Given records below:
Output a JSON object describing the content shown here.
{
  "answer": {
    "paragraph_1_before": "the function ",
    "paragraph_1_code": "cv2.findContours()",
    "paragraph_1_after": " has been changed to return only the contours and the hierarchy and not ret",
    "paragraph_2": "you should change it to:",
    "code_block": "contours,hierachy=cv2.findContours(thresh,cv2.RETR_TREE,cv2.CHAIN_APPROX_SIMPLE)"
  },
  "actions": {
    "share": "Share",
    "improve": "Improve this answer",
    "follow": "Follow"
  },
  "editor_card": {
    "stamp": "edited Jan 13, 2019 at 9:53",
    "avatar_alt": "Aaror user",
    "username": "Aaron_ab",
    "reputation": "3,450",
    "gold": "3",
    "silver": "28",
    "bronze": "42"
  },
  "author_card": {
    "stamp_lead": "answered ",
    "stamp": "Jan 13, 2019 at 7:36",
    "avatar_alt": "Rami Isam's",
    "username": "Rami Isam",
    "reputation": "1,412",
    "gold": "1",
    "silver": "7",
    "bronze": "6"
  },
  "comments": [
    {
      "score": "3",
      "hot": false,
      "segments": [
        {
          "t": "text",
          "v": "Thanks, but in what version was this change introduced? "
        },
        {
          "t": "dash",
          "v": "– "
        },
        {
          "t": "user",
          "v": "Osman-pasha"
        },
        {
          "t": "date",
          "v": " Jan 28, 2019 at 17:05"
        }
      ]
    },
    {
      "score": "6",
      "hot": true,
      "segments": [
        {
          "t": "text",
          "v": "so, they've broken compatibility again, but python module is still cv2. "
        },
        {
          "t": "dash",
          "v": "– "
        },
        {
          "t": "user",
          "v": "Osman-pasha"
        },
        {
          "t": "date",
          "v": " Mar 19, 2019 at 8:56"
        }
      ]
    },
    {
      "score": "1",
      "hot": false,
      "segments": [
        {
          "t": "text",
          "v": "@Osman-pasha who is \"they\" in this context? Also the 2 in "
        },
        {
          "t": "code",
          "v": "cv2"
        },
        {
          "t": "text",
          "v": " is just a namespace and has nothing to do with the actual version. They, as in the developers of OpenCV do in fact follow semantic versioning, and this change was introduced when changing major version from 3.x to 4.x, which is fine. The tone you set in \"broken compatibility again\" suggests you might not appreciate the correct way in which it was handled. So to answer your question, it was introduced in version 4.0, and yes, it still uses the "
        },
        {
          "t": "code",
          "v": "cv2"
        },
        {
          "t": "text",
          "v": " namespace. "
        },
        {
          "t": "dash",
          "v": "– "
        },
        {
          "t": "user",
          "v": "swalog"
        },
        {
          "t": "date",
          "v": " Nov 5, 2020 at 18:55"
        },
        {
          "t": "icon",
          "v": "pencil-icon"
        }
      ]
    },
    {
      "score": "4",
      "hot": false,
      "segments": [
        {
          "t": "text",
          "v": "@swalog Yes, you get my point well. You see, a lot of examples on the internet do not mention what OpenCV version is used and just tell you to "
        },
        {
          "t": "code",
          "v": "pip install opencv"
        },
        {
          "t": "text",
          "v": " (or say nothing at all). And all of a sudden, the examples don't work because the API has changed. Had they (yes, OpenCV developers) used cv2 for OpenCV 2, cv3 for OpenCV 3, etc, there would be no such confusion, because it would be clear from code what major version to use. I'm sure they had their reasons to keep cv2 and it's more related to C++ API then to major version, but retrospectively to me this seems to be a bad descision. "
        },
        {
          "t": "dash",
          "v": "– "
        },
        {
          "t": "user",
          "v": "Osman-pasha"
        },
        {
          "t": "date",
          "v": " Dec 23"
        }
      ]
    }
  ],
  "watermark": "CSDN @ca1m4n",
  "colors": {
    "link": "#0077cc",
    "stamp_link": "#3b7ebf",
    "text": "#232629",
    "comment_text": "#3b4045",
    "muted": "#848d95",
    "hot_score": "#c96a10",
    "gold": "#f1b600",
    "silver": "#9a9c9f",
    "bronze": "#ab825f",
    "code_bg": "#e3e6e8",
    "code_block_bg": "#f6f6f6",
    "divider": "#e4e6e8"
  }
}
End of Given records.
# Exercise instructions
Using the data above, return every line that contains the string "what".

# Response for this exercise
          "v": "Thanks, but in what version was this change introduced? "
          "v": "@swalog Yes, you get my point well. You see, a lot of examples on the internet do not mention what OpenCV version is used and just tell you to "
          "v": " (or say nothing at all). And all of a sudden, the examples don't work because the API has changed. Had they (yes, OpenCV developers) used cv2 for OpenCV 2, cv3 for OpenCV 3, etc, there would be no such confusion, because it would be clear from code what major version to use. I'm sure they had their reasons to keep cv2 and it's more related to C++ API then to major version, but retrospectively to me this seems to be a bad descision. "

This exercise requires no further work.